* [WORK ITEM] Apart from the pictures, every record here must be copied word for word.

* [TASK INPUT]
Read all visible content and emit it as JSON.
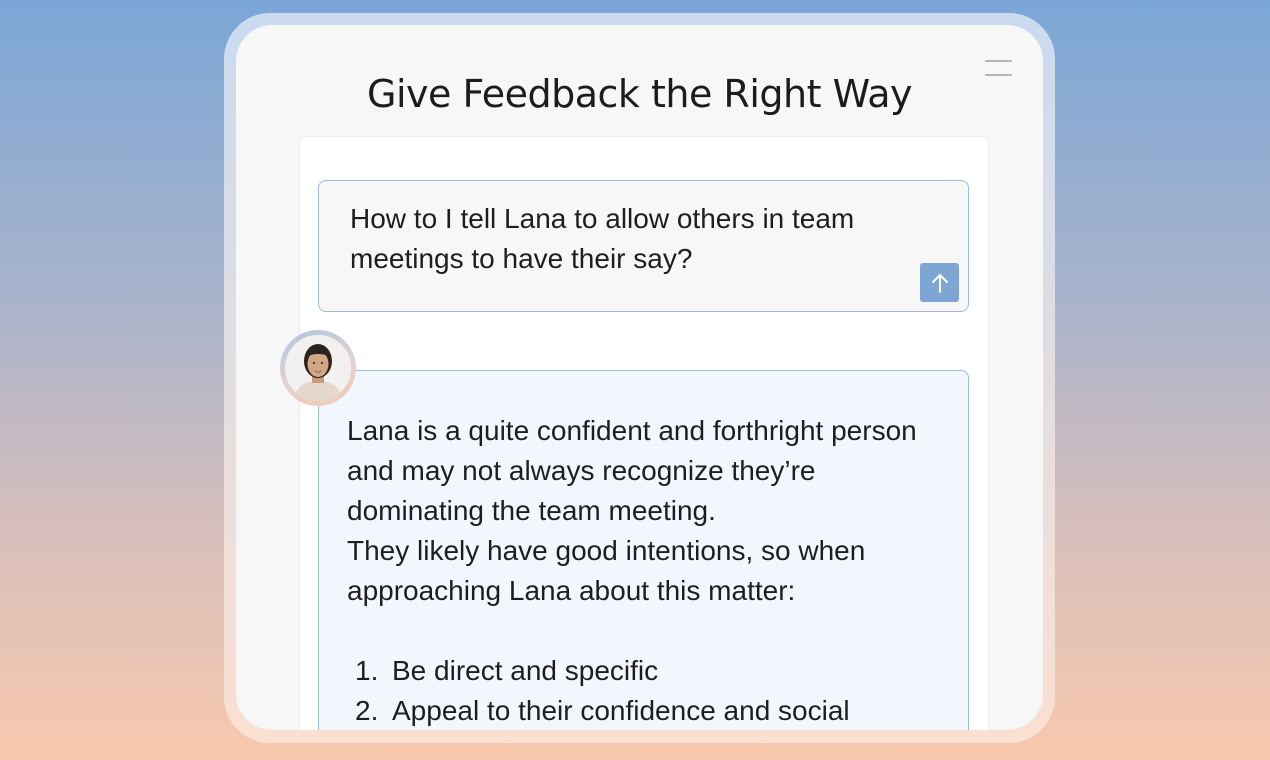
{
  "app": {
    "title": "Give Feedback the Right Way",
    "menu_icon": "hamburger-menu-icon"
  },
  "prompt": {
    "text": "How to I tell Lana to allow others in team meetings to have their say?",
    "send_icon": "arrow-up-icon"
  },
  "response": {
    "paragraph_1": "Lana is a quite confident and forthright person and may not always recognize they’re dominating the team meeting.",
    "paragraph_2": "They likely have good intentions, so when approaching Lana about this matter:",
    "steps": [
      {
        "number": "1.",
        "text": "Be direct and specific"
      },
      {
        "number": "2.",
        "text": "Appeal to their confidence and social"
      }
    ]
  },
  "colors": {
    "accent": "#7ea6d4",
    "border": "#9cbbd9",
    "response_bg": "#f1f7fd",
    "background_top": "#7ba6d6",
    "background_bottom": "#f8c8ae"
  }
}
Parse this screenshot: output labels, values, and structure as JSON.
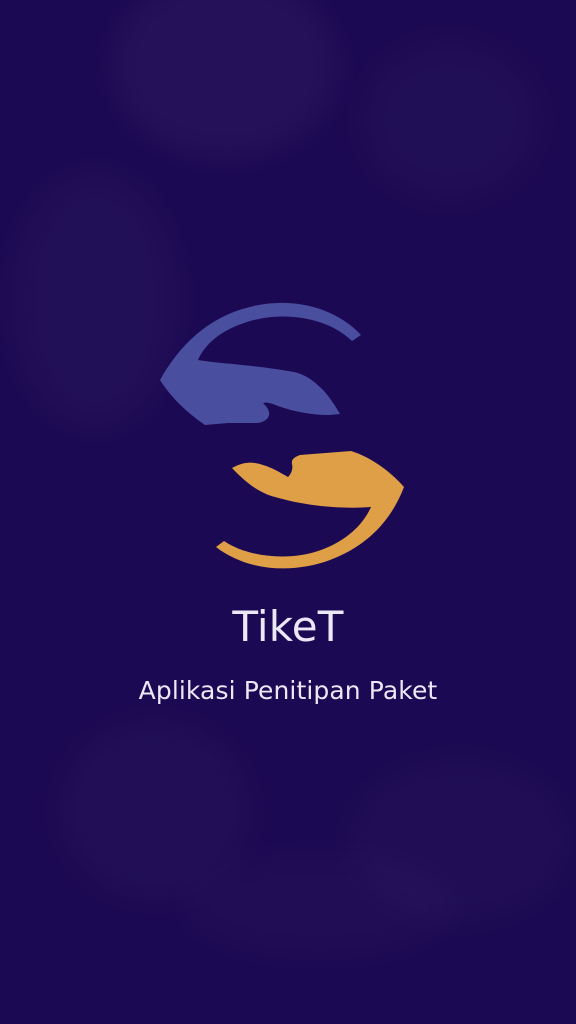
{
  "app": {
    "title": "TikeT",
    "subtitle": "Aplikasi Penitipan Paket"
  },
  "logo": {
    "icon_name": "handover-hands-icon",
    "colors": {
      "top_hand": "#4a4e9f",
      "bottom_hand": "#df9f47"
    }
  },
  "theme": {
    "background": "#1c0953",
    "text": "#ece8f7"
  }
}
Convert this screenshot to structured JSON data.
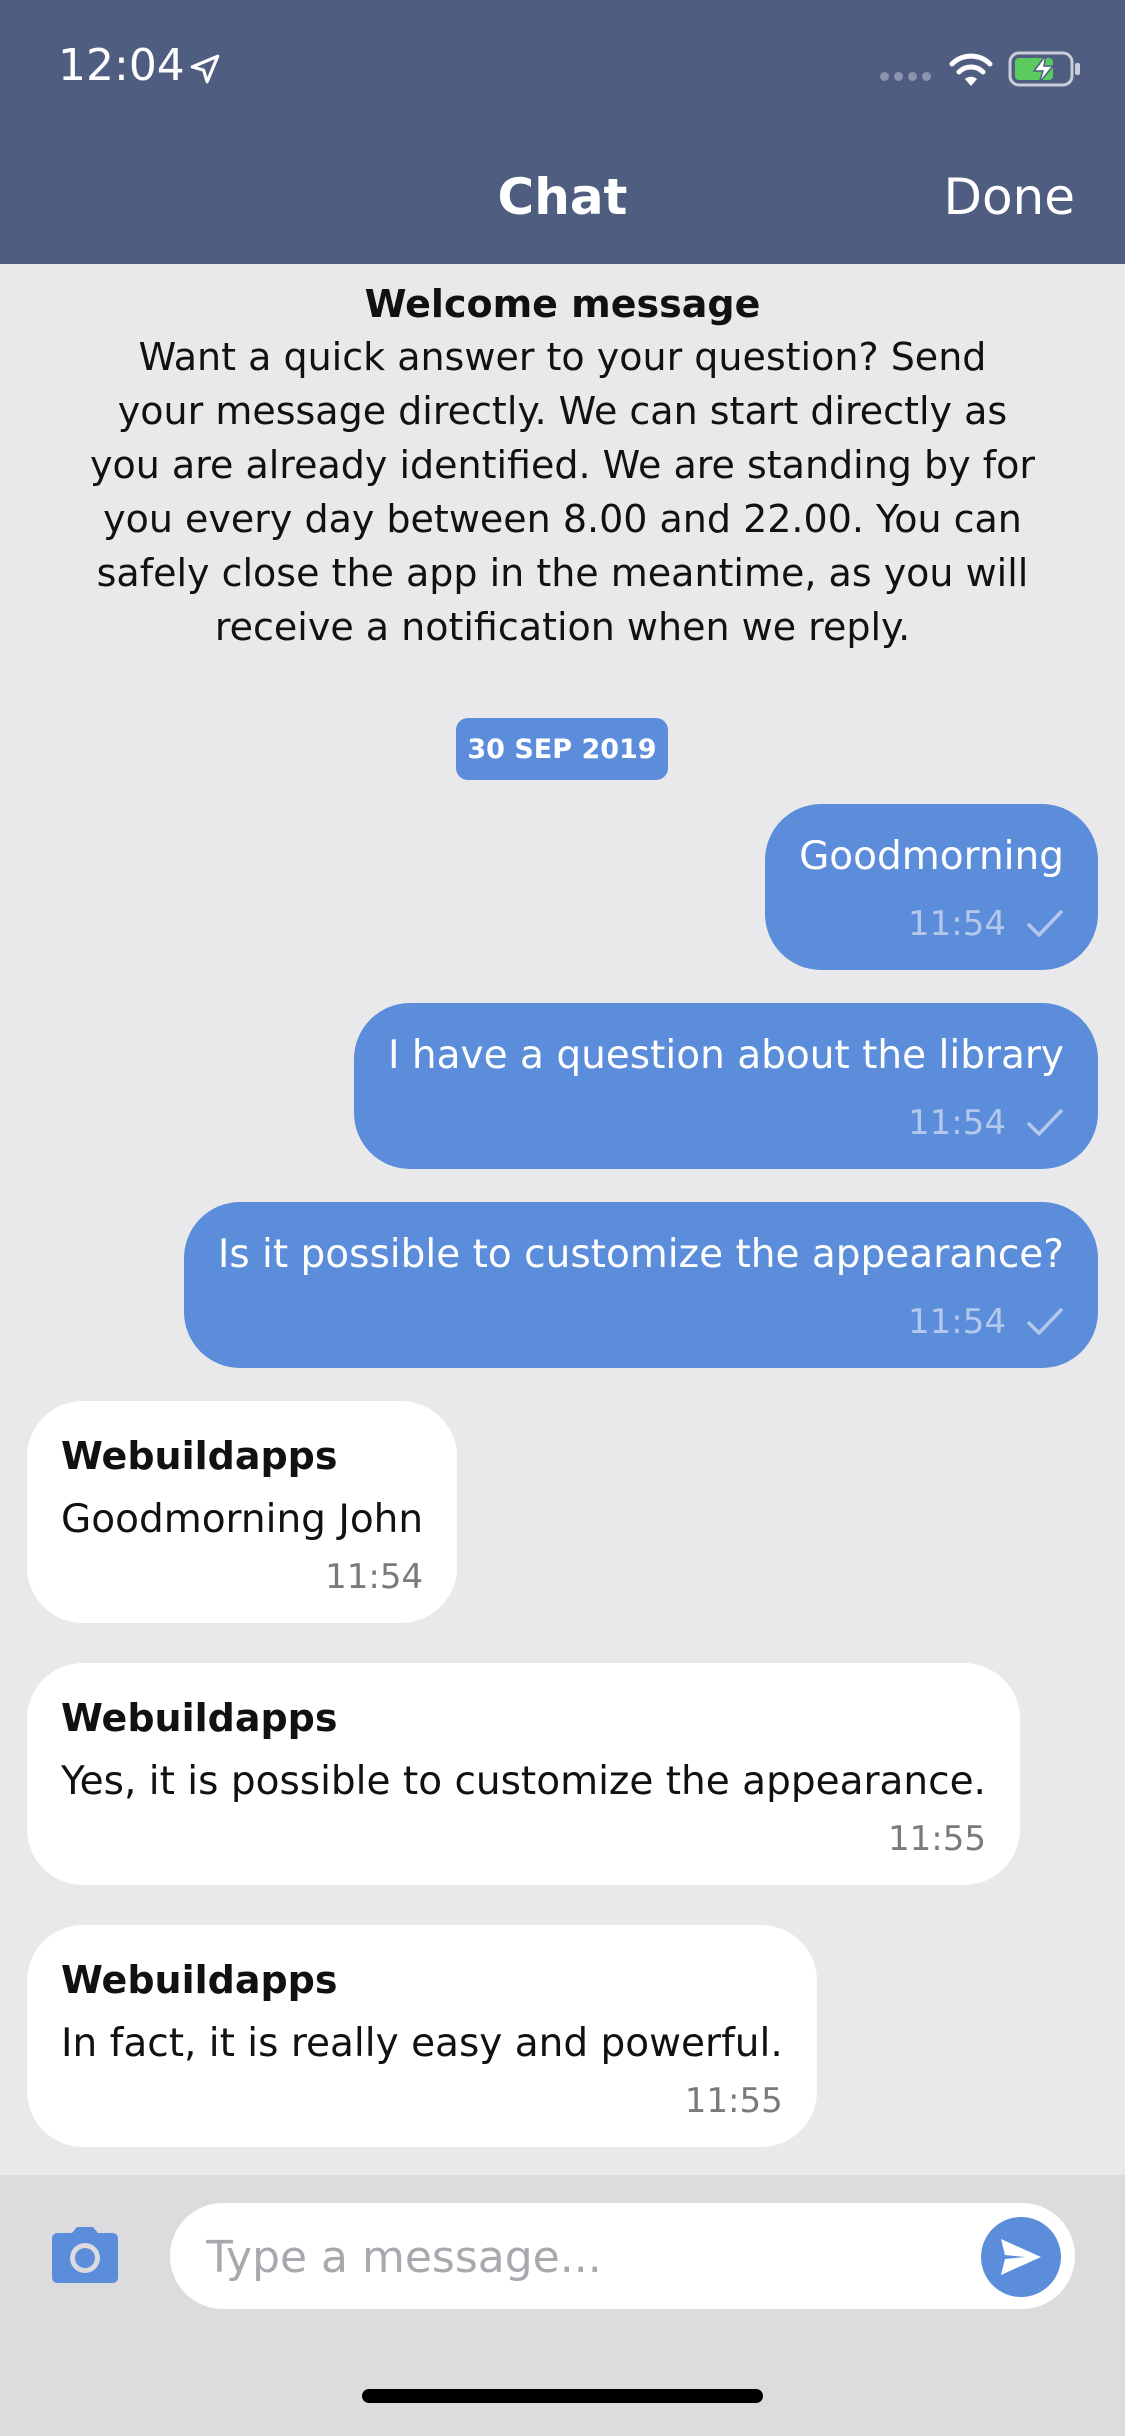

* [ANSWER TO THIS EXERCISE]
Read all visible content and emit it as JSON.
{
  "app": {
    "title": "Give Feedback the Right Way",
    "menu_icon": "hamburger-menu-icon"
  },
  "prompt": {
    "text": "How to I tell Lana to allow others in team meetings to have their say?",
    "send_icon": "arrow-up-icon"
  },
  "response": {
    "paragraph_1": "Lana is a quite confident and forthright person and may not always recognize they’re dominating the team meeting.",
    "paragraph_2": "They likely have good intentions, so when approaching Lana about this matter:",
    "steps": [
      {
        "number": "1.",
        "text": "Be direct and specific"
      },
      {
        "number": "2.",
        "text": "Appeal to their confidence and social"
      }
    ]
  },
  "colors": {
    "accent": "#7ea6d4",
    "border": "#9cbbd9",
    "response_bg": "#f1f7fd",
    "background_top": "#7ba6d6",
    "background_bottom": "#f8c8ae"
  }
}
Parse this screenshot: output labels, values, and structure as JSON.
{
  "app": {
    "title": "TikeT",
    "subtitle": "Aplikasi Penitipan Paket"
  },
  "logo": {
    "icon_name": "handover-hands-icon",
    "colors": {
      "top_hand": "#4a4e9f",
      "bottom_hand": "#df9f47"
    }
  },
  "theme": {
    "background": "#1c0953",
    "text": "#ece8f7"
  }
}
Convert this screenshot to structured JSON data.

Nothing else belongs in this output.